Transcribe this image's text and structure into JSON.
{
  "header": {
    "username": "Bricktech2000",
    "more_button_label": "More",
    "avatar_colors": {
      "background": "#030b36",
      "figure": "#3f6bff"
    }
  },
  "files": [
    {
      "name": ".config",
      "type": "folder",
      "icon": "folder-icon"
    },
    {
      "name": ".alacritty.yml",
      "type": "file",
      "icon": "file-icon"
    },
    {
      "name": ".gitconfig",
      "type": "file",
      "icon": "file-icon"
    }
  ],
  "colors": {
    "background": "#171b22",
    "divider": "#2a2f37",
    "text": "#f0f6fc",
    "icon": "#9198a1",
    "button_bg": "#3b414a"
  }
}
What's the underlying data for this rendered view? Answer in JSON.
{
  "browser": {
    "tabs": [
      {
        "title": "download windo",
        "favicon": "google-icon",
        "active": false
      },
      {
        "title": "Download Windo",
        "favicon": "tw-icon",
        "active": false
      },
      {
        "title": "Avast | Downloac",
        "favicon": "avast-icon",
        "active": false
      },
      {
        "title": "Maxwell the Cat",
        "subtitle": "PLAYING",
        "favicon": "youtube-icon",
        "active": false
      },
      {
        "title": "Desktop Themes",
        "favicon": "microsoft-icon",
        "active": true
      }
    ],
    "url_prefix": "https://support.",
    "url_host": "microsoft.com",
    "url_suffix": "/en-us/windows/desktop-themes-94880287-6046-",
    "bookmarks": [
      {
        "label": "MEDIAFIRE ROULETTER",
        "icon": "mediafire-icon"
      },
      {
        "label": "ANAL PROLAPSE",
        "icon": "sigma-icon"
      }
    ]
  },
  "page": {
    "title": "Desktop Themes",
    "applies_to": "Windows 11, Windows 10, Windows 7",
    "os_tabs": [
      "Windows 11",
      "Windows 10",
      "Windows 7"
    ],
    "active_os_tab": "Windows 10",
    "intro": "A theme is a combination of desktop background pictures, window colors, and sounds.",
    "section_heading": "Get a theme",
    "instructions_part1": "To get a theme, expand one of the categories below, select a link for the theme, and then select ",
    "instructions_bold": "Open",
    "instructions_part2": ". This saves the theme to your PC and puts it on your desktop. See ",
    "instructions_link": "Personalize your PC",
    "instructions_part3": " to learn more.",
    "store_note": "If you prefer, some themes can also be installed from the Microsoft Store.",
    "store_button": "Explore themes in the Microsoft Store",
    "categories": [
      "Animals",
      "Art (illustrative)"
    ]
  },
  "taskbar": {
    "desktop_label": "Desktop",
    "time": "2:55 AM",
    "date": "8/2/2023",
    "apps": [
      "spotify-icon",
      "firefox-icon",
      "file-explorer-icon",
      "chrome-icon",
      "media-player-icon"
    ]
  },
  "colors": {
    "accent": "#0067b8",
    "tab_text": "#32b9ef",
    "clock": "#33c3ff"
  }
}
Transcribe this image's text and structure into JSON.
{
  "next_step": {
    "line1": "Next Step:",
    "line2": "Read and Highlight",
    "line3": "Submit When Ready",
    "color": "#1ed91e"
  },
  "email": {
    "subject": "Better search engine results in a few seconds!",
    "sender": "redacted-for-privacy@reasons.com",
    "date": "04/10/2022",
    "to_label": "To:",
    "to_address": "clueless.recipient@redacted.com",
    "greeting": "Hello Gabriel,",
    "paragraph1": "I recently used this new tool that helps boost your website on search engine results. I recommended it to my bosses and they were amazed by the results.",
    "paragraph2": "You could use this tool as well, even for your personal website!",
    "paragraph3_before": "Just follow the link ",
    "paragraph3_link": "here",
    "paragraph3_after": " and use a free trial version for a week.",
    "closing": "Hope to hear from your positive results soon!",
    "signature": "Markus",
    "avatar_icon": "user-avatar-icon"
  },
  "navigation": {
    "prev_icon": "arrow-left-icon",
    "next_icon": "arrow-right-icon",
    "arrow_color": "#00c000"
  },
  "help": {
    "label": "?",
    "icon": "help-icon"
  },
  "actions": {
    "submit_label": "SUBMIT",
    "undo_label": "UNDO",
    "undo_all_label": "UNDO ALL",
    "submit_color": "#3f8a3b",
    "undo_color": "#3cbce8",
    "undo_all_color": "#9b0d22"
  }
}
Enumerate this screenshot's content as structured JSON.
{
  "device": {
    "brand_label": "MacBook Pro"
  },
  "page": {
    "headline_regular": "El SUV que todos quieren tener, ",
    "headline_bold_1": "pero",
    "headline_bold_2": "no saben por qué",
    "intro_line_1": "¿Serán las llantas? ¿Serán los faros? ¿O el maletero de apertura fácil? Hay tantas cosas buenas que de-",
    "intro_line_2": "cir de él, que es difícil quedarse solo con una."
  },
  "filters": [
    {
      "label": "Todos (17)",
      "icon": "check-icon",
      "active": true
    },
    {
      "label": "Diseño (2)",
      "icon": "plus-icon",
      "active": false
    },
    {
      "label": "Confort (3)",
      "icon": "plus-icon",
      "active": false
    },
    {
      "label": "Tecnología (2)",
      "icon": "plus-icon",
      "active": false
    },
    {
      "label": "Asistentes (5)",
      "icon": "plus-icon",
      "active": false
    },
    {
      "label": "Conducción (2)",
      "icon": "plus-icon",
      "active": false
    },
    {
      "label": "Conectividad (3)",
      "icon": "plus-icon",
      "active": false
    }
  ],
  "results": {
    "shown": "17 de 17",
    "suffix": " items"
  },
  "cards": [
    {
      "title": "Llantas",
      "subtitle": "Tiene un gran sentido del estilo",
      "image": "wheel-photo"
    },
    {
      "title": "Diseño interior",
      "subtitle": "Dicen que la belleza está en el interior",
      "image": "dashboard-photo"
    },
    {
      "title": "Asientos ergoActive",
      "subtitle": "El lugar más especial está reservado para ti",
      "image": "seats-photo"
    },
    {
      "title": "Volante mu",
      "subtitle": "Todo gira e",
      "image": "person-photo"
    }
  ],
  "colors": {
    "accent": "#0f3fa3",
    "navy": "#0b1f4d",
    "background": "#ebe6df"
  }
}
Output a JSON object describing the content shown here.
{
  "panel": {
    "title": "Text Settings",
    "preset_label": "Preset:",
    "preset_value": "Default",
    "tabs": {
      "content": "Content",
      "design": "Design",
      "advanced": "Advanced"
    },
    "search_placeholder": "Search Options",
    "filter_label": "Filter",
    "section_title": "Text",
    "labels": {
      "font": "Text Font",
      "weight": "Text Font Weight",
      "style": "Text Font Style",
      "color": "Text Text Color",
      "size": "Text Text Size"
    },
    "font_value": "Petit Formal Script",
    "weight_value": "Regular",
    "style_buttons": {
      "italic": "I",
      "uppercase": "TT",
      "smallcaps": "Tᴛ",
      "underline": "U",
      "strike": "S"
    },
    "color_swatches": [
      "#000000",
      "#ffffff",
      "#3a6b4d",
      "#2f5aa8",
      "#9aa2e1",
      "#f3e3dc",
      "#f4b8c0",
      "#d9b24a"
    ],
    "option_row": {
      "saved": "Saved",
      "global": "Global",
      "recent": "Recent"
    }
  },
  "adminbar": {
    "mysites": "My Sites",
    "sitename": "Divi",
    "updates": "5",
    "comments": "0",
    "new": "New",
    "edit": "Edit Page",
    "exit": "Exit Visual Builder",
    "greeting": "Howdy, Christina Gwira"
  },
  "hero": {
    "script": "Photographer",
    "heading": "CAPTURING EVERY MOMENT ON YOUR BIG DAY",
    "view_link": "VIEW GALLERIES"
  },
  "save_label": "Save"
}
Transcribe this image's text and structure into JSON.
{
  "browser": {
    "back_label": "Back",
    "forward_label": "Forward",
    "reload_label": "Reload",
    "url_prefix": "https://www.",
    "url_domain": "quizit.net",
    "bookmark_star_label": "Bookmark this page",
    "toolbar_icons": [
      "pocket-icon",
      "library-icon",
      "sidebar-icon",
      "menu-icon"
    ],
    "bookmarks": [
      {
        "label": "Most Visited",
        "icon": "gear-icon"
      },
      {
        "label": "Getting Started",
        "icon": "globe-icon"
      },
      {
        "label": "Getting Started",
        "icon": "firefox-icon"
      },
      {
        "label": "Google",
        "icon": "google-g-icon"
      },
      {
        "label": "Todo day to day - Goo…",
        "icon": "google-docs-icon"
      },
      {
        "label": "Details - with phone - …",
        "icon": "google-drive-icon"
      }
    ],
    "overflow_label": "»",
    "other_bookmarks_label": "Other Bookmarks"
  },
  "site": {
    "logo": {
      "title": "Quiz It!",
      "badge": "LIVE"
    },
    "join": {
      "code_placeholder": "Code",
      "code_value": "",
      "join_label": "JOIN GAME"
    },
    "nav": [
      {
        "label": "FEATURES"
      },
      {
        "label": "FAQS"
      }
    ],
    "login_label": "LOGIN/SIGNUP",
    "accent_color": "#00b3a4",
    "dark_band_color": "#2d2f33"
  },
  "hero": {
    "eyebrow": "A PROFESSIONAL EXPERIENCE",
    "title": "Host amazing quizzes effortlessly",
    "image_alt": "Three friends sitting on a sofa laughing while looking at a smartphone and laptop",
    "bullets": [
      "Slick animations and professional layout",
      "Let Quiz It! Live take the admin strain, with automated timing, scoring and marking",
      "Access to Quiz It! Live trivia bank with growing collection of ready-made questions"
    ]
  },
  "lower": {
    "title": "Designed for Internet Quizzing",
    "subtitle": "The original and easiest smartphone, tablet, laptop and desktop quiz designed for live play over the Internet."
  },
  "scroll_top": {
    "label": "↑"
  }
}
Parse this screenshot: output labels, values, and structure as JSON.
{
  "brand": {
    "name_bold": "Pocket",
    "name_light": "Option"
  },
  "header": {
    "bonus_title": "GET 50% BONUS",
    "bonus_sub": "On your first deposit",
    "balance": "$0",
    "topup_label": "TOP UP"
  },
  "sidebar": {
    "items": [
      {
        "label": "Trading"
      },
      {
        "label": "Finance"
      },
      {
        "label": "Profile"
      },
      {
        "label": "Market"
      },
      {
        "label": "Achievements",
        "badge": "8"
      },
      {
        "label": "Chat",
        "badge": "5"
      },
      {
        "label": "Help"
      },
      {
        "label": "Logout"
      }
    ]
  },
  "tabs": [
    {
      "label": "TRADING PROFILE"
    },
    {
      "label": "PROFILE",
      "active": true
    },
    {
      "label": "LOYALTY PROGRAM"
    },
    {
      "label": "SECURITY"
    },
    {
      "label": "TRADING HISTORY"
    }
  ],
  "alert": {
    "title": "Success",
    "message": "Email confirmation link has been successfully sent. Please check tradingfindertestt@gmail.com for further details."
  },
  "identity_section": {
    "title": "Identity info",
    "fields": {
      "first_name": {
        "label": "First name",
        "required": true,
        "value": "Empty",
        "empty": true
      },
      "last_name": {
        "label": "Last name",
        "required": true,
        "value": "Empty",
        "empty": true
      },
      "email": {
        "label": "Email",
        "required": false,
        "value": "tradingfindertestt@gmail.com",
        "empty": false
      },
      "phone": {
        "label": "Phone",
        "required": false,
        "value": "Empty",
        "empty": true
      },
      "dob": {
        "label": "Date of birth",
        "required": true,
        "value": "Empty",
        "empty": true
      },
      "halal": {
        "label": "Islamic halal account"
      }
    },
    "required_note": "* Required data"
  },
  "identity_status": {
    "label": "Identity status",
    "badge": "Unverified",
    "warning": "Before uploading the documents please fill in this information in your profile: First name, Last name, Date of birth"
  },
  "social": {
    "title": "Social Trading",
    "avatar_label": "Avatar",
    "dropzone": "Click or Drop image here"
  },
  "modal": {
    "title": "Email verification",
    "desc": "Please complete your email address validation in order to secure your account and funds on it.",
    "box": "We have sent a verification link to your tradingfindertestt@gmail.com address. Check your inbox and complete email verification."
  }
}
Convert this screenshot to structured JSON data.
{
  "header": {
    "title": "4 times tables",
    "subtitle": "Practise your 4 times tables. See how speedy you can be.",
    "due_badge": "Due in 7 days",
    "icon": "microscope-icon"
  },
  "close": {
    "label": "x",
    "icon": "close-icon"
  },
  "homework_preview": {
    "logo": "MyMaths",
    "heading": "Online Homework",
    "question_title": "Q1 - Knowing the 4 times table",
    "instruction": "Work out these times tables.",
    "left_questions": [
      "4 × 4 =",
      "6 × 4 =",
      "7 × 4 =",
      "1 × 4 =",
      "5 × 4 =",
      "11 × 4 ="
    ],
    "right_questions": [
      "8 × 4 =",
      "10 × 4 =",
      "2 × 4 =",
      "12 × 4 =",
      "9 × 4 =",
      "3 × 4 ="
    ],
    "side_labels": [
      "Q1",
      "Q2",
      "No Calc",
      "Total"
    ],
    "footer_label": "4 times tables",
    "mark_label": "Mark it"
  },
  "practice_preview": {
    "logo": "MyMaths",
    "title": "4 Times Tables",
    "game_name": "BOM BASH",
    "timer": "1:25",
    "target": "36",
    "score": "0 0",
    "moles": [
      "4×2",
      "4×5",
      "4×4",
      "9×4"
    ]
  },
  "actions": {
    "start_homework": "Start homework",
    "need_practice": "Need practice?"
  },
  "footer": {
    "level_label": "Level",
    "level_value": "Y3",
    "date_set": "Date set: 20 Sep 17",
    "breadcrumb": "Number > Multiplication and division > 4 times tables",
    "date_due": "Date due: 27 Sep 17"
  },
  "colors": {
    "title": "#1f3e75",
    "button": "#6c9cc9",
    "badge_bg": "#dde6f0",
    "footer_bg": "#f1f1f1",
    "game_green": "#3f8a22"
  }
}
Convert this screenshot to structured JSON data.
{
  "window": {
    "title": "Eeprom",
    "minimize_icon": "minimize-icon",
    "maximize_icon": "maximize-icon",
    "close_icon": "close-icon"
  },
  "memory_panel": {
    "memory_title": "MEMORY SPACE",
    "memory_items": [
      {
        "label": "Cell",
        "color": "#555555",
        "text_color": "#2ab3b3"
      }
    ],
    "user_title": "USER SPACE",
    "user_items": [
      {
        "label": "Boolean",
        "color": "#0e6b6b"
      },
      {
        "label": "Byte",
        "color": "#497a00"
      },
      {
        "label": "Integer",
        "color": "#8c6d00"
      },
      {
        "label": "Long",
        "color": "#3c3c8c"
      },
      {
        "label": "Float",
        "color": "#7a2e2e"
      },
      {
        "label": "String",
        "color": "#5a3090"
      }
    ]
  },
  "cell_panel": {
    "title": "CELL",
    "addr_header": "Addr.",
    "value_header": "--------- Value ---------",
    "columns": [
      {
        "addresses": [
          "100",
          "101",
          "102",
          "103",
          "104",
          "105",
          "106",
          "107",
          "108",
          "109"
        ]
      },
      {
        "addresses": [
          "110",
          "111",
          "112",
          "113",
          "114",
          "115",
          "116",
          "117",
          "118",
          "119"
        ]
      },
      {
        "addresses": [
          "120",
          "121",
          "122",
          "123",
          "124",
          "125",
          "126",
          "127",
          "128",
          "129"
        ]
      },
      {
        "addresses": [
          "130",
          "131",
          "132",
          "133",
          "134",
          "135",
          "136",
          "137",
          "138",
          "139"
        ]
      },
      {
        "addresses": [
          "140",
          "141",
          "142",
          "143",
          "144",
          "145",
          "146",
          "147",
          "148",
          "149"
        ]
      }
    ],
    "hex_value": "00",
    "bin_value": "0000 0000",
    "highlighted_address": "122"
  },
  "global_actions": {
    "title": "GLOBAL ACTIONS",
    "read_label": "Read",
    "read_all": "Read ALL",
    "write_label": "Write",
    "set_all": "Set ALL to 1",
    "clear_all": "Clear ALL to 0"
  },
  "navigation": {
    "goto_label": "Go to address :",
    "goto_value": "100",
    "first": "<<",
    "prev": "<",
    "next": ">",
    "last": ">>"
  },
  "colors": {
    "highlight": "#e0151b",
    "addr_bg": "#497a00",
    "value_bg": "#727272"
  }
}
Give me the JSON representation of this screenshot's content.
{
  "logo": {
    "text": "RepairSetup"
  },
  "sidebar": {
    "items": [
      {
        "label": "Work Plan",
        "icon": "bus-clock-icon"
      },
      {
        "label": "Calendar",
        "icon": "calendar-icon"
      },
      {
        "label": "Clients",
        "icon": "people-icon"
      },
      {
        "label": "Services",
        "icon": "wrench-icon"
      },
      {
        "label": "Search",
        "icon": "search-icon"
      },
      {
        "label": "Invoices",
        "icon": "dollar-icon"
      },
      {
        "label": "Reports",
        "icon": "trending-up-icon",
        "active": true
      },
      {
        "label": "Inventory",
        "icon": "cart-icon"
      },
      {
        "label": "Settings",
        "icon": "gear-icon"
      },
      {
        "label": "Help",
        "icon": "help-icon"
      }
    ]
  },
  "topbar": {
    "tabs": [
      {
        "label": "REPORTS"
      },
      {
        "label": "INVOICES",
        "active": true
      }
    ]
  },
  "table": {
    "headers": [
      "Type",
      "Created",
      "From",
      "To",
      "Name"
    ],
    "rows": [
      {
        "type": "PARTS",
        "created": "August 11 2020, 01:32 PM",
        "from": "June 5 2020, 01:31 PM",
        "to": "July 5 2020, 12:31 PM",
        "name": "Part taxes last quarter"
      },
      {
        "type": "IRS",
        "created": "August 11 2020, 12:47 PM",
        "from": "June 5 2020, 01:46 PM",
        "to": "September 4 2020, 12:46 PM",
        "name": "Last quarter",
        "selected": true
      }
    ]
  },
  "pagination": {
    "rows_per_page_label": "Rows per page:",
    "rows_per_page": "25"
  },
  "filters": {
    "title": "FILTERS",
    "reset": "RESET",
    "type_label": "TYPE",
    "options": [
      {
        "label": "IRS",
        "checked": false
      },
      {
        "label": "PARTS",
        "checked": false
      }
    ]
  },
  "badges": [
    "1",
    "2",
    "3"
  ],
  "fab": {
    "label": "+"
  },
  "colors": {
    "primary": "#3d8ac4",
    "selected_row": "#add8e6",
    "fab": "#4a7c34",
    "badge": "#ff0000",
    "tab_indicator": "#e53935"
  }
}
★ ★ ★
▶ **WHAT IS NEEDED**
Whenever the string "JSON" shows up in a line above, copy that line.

▶ **TASK RESPONSE**
Transcribe this image's text and structure into JSON.
What's the underlying data for this rendered view? Answer in JSON.
Transcribe this image's text and structure into JSON.
Enumerate this screenshot's content as structured JSON.
Output a JSON object describing the content shown here.
Transcribe this image's text and structure into JSON.
Parse this screenshot: output labels, values, and structure as JSON.
Convert this screenshot to structured JSON data.
Convert this screenshot to structured JSON data.
Give me the JSON representation of this screenshot's content.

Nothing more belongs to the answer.